|Princess Dana Firas of Jordan (center), who also serves as president of Petra National Trust (PNT) and Dima Tabbarah, a manager of PNT, speaks during Herald Design Premium Talk 2018 in Seoul on Friday. (Park Hyun-koo/The Korea Herald)|
“To incorporate cultural heritage into education, our goal is to empower and inspire the young generation to appreciate heritage site preservation and support research and projects, in a place where the community went through regional conflicts like civil wars and issues with refugees,” Dana said.
She added that the PNT’s youth education programs allow young people to learn about the diverse history of the many peoples who have made Petra their home.

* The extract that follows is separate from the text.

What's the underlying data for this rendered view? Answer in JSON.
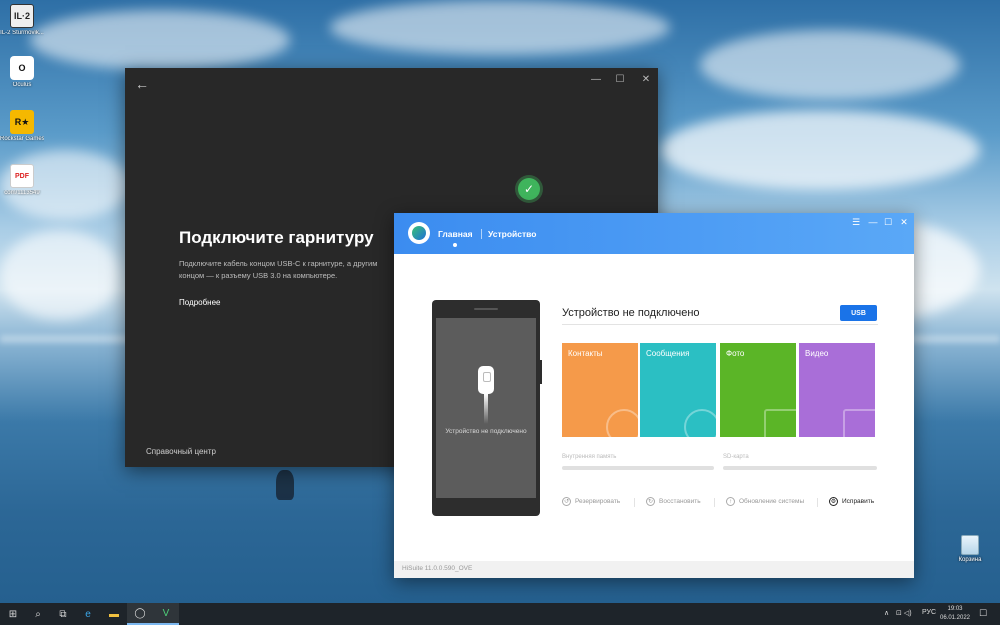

According to PNT, the ancient Nabataean city of Petra in southern Jordan is threatened by erosion, seismic damage, pollution, environmental degradation, and pressures from international tourism.

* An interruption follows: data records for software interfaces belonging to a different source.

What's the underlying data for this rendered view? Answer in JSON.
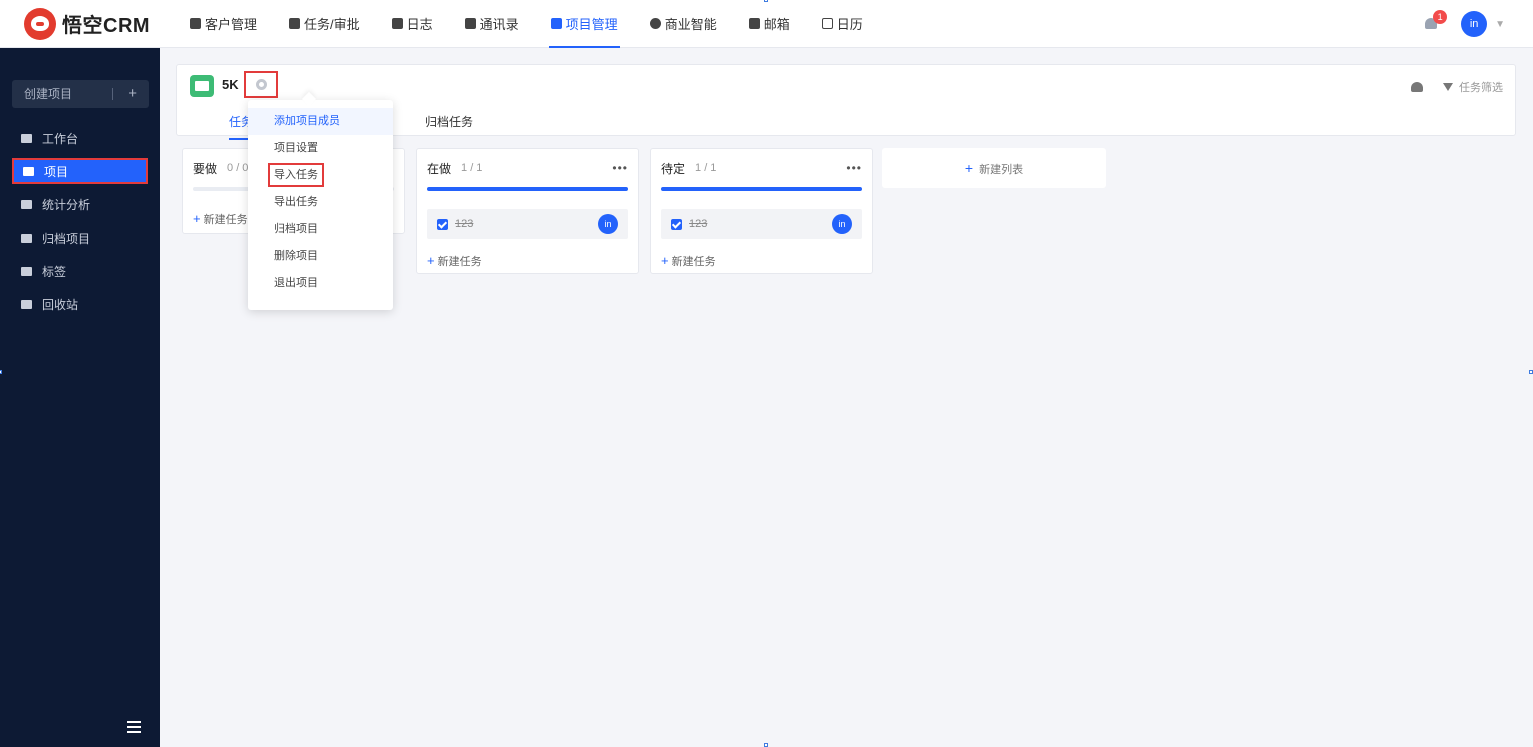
{
  "app": {
    "logo_text": "悟空CRM"
  },
  "topnav": {
    "items": [
      {
        "label": "客户管理",
        "icon": "building-icon"
      },
      {
        "label": "任务/审批",
        "icon": "briefcase-icon"
      },
      {
        "label": "日志",
        "icon": "notebook-icon"
      },
      {
        "label": "通讯录",
        "icon": "contacts-icon"
      },
      {
        "label": "项目管理",
        "icon": "project-icon",
        "active": true
      },
      {
        "label": "商业智能",
        "icon": "shield-icon"
      },
      {
        "label": "邮箱",
        "icon": "mail-icon"
      },
      {
        "label": "日历",
        "icon": "calendar-icon"
      }
    ],
    "notification_count": "1",
    "avatar_text": "in",
    "accent": "#2362fb"
  },
  "sidebar": {
    "create_label": "创建项目",
    "create_plus": "+",
    "items": [
      {
        "label": "工作台",
        "icon": "monitor-icon"
      },
      {
        "label": "项目",
        "icon": "project-icon",
        "active": true
      },
      {
        "label": "统计分析",
        "icon": "bar-chart-icon"
      },
      {
        "label": "归档项目",
        "icon": "archive-icon"
      },
      {
        "label": "标签",
        "icon": "tag-icon"
      },
      {
        "label": "回收站",
        "icon": "trash-icon"
      }
    ]
  },
  "project": {
    "name": "5K",
    "tabs": [
      {
        "label": "任务",
        "active": true
      },
      {
        "label": "归档任务"
      }
    ],
    "filter_label": "任务筛选"
  },
  "columns": [
    {
      "title": "要做",
      "count": "0 / 0",
      "progress": 0,
      "tasks": [],
      "new_task": "新建任务"
    },
    {
      "title": "在做",
      "count": "1 / 1",
      "progress": 1,
      "tasks": [
        {
          "title": "123",
          "done": true,
          "assignee": "in"
        }
      ],
      "new_task": "新建任务"
    },
    {
      "title": "待定",
      "count": "1 / 1",
      "progress": 1,
      "tasks": [
        {
          "title": "123",
          "done": true,
          "assignee": "in"
        }
      ],
      "new_task": "新建任务"
    }
  ],
  "new_list_label": "新建列表",
  "dropdown": {
    "items": [
      {
        "label": "添加项目成员",
        "hover": true
      },
      {
        "label": "项目设置"
      },
      {
        "label": "导入任务",
        "boxed": true
      },
      {
        "label": "导出任务"
      },
      {
        "label": "归档项目"
      },
      {
        "label": "删除项目"
      },
      {
        "label": "退出项目"
      }
    ]
  },
  "highlight_color": "#e23b3b"
}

The World Monument Fund has regularly listed Petra, a UNESCO World Heritage Site, as one of the 100 most endangered sites in the world. The International Union for the Conservation of Nature estimates that 50 percent of the animal species in Petra are threatened.
“We also work with national and international organizations and governments for effective policies and management practices. Increasing awareness of the threats facing Petra and working to enhance visitor enjoyment in Petra is another mission,” she said.
Another pillar of the PNT’s major projects is restoration.
Supporting Petra means supporting the many restoration efforts necessary to ensure that vital historical and archeological artifacts remain intact for visitors and researchers, said Dima Tabbarah, a manager of PNT.
“We need to put collective effort to revitalize the soul of cultural heritage. To celebrate art, culture, sculptures and to really appreciate the value that would remain for future generations,” Dana said.
By Kim Da-sol (email@example.com)